Are eco-friendly passive houses for rich people? Eco warriors? Self-builders? Housing associations? Or are they only the preserve of our more logical, engineering-minded continental cousins in Germany?
Passive Houses are for everyone. To build a Passive House, ie, one that runs at ten per cent of normal household bills, doesn’t need any extra technology like air-source heat pumps or solar photovoltaic panels. All it needs to make a normal house into a Passive House is good insulation, good quality windows and some extra care on site when actually building or renovating your home. A proper mechanical ventilation system to guarantee fresh air (for the same price as a traditional boiler, cylinder and radiator system) and you’re all set.
Building a Passive House only costs 5 – 10 per cent more than to Building Regulations.
As prices for low-energy and hyper-efficient materials such as airtightness tape, vapour-permeable membranes and high-performing insulation fall as they enter the mainstream market, and as project managers and low energy building consultancies take on more project management duties, building to PassivHaus levels of low energy savings only costs 5 – 10 per cent more than Building Regulations.
Passive House means lower heaing bills year after year, forever
And when you realise that every year you’ll save about £1,000 on your heating bills alone with a Passive House compared to the new builds built by big-box home developers (cheap, draughty houses that only pass Building Regulations, which is the worst home you can legally build), that means that within a few years you’ll have paid off the extra PassivHaus premium already.
True comfort is a luxury
What’s more, Passive Houses are much more comfortable to live in than normal houses. Normal houses are cold, draughty and suffer from damp and condensation issues. They make you tired and ill. Passive Houses regulate moisture automatically, are properly ventilated with clean, filtered air from outside and maintain an even 20DegC throughout the home, whatever the time of year.
So you’ve got a much more luxurious lifestyle for higher upfront costs but costing less money down the line.

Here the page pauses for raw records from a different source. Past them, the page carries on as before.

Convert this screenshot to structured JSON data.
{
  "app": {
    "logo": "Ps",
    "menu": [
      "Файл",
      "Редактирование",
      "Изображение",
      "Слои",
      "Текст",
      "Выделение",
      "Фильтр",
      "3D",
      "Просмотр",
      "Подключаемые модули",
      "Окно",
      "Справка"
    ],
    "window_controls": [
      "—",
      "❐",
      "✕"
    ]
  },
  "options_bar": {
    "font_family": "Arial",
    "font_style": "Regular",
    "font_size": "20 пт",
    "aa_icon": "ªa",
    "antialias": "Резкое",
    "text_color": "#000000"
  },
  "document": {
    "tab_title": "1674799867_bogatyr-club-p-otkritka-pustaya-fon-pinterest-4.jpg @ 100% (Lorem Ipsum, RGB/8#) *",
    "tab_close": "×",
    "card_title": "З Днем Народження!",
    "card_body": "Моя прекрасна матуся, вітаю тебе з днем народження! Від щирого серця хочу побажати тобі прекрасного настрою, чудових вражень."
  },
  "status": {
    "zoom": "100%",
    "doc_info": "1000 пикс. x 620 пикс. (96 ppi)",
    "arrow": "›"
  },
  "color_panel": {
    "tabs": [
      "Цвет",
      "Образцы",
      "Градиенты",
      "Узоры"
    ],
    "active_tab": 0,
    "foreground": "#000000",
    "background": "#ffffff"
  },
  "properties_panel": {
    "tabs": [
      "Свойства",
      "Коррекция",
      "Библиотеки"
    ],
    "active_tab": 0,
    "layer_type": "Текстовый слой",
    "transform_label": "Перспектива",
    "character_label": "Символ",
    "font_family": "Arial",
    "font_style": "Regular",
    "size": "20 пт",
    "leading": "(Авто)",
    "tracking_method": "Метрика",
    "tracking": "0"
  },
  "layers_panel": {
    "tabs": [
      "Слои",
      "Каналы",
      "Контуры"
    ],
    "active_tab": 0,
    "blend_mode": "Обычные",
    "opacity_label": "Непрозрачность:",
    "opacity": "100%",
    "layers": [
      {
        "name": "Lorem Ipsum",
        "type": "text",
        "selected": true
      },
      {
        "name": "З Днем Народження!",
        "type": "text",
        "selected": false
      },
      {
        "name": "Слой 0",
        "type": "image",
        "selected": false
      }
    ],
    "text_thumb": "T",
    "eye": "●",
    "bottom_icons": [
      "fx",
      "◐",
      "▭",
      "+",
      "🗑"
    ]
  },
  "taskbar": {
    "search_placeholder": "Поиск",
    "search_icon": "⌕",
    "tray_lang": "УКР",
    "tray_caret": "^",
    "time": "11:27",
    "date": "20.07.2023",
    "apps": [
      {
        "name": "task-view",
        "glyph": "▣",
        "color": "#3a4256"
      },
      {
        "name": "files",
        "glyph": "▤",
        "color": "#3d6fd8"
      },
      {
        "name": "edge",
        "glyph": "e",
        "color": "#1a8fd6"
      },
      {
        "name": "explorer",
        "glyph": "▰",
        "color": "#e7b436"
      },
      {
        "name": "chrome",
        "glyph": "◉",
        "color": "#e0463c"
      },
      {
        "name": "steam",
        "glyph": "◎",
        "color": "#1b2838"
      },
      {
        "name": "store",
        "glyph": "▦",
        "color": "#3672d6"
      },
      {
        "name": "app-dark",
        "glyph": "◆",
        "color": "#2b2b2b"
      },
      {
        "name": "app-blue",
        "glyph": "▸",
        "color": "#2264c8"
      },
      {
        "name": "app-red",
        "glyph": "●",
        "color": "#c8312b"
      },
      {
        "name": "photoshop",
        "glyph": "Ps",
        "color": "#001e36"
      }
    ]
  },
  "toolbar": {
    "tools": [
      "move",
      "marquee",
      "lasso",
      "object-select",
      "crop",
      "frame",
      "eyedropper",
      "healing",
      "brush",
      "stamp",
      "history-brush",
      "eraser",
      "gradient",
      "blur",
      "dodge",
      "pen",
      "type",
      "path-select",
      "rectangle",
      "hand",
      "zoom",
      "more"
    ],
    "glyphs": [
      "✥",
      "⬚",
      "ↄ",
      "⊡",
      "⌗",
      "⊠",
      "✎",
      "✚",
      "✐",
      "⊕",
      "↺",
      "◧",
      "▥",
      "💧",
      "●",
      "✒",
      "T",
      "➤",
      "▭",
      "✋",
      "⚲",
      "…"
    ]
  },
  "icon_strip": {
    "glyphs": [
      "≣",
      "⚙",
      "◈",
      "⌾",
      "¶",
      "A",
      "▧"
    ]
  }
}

What went wrong with the Government’s “Green Deal”
The genius beyond the government’s “Green Deal”, which has just been scrapped, was that it allowed people without cash to improve their home. The idea was simple: if you could provide low-cost loans to homeowners to improve their home’s energy performance today, they could pay back their loan through the money saved on heating bills over the next few years.
It was a genius idea, but mismanagement, poor interest rates, lack of promotion and poor building methods meant that it barely made a difference to carbon reduction levels, and wasted a lot of taxpayer money in the process. This is a shame, because the idea behind it is sound.
Passive Houses have the same sound energy-saving credentials the continent has been using for 40 years. It’s time for a real eco revolution in the UK – and everyone can take part.